  • Rebekah Montgomery & Linda Evans Shepherd Right to the Heart of Women
  • Published Oct 02, 2006
Is the Apocalypse Coming? Surviving the New Fear Factor

“Something really big and bad is about to happen,” friends and neighbors whisper. “Is this the end of the world as written in Revelation?” a newscaster recently asked.

Some think Al-Qaeda is about to detonate a bomb in New York and prayer teams are imploring God to prevent nuclear attack. TV dramas, like 24 and Jericho (a new drama about life in a small Kansas town following the nuclear destruction of Denver), support this idea.

“Global warming.” “Energy crises.” “Apocalypse.” “Terrorists.” Fear, it seems, is in the air.

Not scary enough? Some statisticians tell us that 70 percent of our Christian young people will forsake their faith before college graduation. It is also reported that among high school students (our future voters and policy makers), only 4% are Christians.

The media has demonized fundamentalist Christians in such a way that the very label now implies a hate group. Young people are taught it’s okay to hate and censor us because of who we have been portrayed to be.

Even the federal court sanctions this attitude. Recently, Prison Fellowship Ministries’ InnerChange lost an Iowa lawsuit that requires them to stop a prisoner education program and repay $1.7 million because Judge Robert W. Pratt defined evangelical Christianity as unconstitutional.

Small wonder there is abundant fear. Is there a solution? Where do we turn when we hear of wars and rumors of wars?

It’s Not Like We Didn’t Know…
If you signed on to become a disciple of Jesus because He was going to make your life hunky-dory, someone sold you a bill of goods that Jesus didn’t promise to deliver.

Jesus said:

“Watch that no one deceives you. Many will come in my name, claiming, ‘I am the Christ,’ and will deceive many. You will hear of wars and rumors of wars, but see to it that you are not alarmed. Such things must happen, but the end is still to come. Nation will rise against nation, and kingdom against kingdom. There will be famines and earthquakes in various places. All these are the beginning of birth pains. “You will be persecuted and put to death.

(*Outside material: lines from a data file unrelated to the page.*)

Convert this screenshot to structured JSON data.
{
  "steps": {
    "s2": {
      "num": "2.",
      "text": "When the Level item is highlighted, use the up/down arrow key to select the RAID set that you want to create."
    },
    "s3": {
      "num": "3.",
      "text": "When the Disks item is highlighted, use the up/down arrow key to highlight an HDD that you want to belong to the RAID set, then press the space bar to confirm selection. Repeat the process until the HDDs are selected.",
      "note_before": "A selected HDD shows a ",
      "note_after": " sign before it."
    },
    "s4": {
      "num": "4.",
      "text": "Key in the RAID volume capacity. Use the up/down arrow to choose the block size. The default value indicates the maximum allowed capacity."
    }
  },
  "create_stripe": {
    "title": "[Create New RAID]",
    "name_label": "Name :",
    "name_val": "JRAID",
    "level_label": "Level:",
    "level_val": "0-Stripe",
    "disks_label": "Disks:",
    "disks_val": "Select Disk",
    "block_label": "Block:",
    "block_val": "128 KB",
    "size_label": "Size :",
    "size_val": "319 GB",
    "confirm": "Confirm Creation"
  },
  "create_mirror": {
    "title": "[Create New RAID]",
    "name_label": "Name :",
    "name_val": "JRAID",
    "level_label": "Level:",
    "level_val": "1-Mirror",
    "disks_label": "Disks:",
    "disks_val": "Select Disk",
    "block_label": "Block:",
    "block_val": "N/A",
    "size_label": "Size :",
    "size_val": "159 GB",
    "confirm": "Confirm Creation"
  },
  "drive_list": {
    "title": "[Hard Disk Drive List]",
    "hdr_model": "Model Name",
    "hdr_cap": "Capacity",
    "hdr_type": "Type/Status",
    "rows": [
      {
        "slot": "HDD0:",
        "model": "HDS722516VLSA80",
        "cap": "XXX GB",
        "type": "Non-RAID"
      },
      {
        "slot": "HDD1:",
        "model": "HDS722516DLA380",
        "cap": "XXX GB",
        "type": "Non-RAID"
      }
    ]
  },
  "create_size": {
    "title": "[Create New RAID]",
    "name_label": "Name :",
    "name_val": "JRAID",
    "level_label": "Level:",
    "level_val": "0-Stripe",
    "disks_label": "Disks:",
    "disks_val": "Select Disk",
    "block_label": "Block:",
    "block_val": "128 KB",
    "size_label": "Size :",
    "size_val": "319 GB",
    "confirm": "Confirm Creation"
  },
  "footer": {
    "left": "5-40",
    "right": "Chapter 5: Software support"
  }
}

You will be hated by all nations because of me. Many will turn away from the faith to betray and hate each other. False prophets will appear and deceive many people. Because of the increase of wickedness, the love of most will grow cold, but he who stands firm to the end will be saved. This gospel of the kingdom will be preached in the whole world as a testimony to all nations, and then the end will come.” (Matthew 24: 4-14)

As you see, Jesus didn’t promise us a rose garden but eternal life. He promised that this world would be full of trouble, but that wasn’t the end of the world. He did, however, commission us to “keep watch” for the signs of His coming (Matthew 24:42).

Why keep watch? Simple: intervention and preparedness. (Matthew 24:36-51) When we see “signs,” there are steps to be taken.

What? Me Worry?
“What? Me Worry?” is the motto of Alfred E. Neuman, the intellectually incurious mascot of Mad Magazine. He doesn’t care what’s happening. Most of us do but feel as powerless as Alfred to do anything.

But feelings of powerlessness are a deception. The weakest Christian is stronger than the most powerful devil, but most are unaware of that. And most are unaware of how to exercise that power. Here's how:

  • Don’t freak out. Pray. In addressing the end of the world, Jesus advised that we should pray, not faint (Luke 18). Then He gave the parable of the widow and the unjust judge. With no attorney, no prestige, no power, no money, she stood no chance of getting a verdict in her favor. But she didn’t give up. She kept asking. And won her case! We are to keep interceding for our families, leaders, cultural icons, etc. and expect to see God at work.
  • Ask for mercy. Jesus followed the parable of the widow with another: the parable of the publican — a notorious sinner — and the Pharisee — a prominent religious teacher. When he prayed, the Pharisee reminded God how much better than everyone else he was. The publican simply asked for God’s mercy. Jesus declared that it was the publican’s prayer pleased God. And was answered.

When you hear of wars and “rumors of wars,” know that the end is not here. The rumors are our call to pray change into our world and to ask for God’s mercy.

Rebekah Montgomery is the editor of Right to the Heart of Women e-zine, a publisher at Jubilant Press, and the author of numerous books on spiritual growth. She can be contacted for comments or speaking engagements at rebekahmontgomery.com
Linda Evans Shepherd is the publisher of the
 Right to the Heart of Women Ezine, the President of Right to the Heart and a publisher at Jubilant Press, and the author of numerous books on spiritual growth. She can be contacted for comments or speaking engagements at LindaEvansShepherd.com